Body Dysmorphic Disorder
Special concerns about body appearance
Body dysmorphic disorder is a subtype of obsessive-compulsive disorder but often much more impairing, and also a somatoform disorder, having physical symptoms that are suggestive of a somatic disorder but with no detectible organic or neurological explanation. It is defined in the American Psychiatric Association's DSM-IV (code 300.7) with the following criteria:
- Preoccupation with an imagined defect in appearance. If a slight physical anomaly is present, the person's concern is markedly excessive.
- The preoccupation causes clinically significant distress or impairment in social, occupational, or other important areas of functioning.
- The preoccupation is not better accounted for by another mental disorder (for example, dissatisfaction with body shape and size in Anorexia Nervosa).
BDD has a high comorbidity rate with many other disorders including major depression, avoidant personality disorder, obsessive-compulsive disorder, delusional disorder, and social phobia. Other symptoms of the disorder may include binge-eating.
Other conditions that may be confused with BDD include
- Parietal lobe brain lesion
- Anorexia nervosa
- Gender identity disorder
BDD in men
- In contrast to females, male patients seem to lack a clear body concept and an in-depth awareness of their physical appearance.
- As a result, they often have difficulty articulating the objectives of their cosmetic surgeries.
- Men are also more likely to have muscle dysmorphia
- Men are usually obsessed with their hair, skin, and facial features, and the size of the penis, and may involve seeking surgery for penis enlargement.
Dr. Gorbis' Crooked Mirrors Externalization therapy is a ground-breaking protocol that utilizes both Externalization techniques and Exposure and Response Prevention. The process of 'externalization' works by causing the breakdown of maladaptive associations directed and repetitive manipulation of their external, material icons. In exposure therapy, BDD patients are provided with a symptoms list and must then induce the debilitating condition and self-monitor/rate objective signs, such as pulse rate, extent of nausea, dizziness, and cognitive distortions e.g. 'My nose and forehead are too big.' Cognitive restructuring through writing exercises and observational records are emphasized.
Our success rate with this combined therapy is thus far is as follows: a 74.19% reduction of BDD-YBOCS scores, 67.97% reduction of YBOCS scores, 77.7% reduction of OCI-SV, 73.23% of OCON1 and 70.04% reduction of OCON2.
Source: Page 507, DSM-IV, 2005, American Psychiatric Association
Announcements & Upcoming Events
Dr. Gorbis' interview on Body Dysmorphic Disorder now available to watch at psychotherapy.net!
Dr. Gorbis talks about Body Dysmorphic order, its successful treatment methods, and resources for therapists.
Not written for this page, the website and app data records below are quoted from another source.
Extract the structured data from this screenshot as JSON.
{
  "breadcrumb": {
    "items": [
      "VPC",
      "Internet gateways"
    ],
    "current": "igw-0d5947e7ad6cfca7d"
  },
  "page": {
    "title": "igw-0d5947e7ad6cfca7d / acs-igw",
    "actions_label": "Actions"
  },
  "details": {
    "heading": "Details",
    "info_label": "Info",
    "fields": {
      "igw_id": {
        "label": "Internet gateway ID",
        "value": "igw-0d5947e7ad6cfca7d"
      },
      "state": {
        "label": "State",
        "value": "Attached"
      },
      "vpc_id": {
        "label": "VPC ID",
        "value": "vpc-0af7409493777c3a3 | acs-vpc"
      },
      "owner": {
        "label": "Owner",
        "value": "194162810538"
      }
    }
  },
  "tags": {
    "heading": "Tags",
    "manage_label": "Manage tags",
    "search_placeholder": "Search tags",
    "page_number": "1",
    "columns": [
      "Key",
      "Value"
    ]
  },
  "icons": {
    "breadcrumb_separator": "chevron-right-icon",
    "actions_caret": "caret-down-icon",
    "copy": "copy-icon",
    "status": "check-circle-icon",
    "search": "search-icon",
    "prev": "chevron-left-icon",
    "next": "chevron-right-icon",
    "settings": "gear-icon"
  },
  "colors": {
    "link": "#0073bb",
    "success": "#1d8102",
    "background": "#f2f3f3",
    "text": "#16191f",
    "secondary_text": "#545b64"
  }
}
Watch it now at http://www.psychotherapy.net/interview/eda-gorbis-body-dysmorphic.
New Partial Intensive Outpatient Program to Launch Soon
We will soon launch a new Partial Intensive Outpatient program. It will be based on the same treatment methods as the Intensive Outpatient program. Please contact us or call our office at (310) 443-0031 for more information
Watch the Full Episode of MTV True Life Series "I Hate My Face" featuring Dr. Eda Gorbis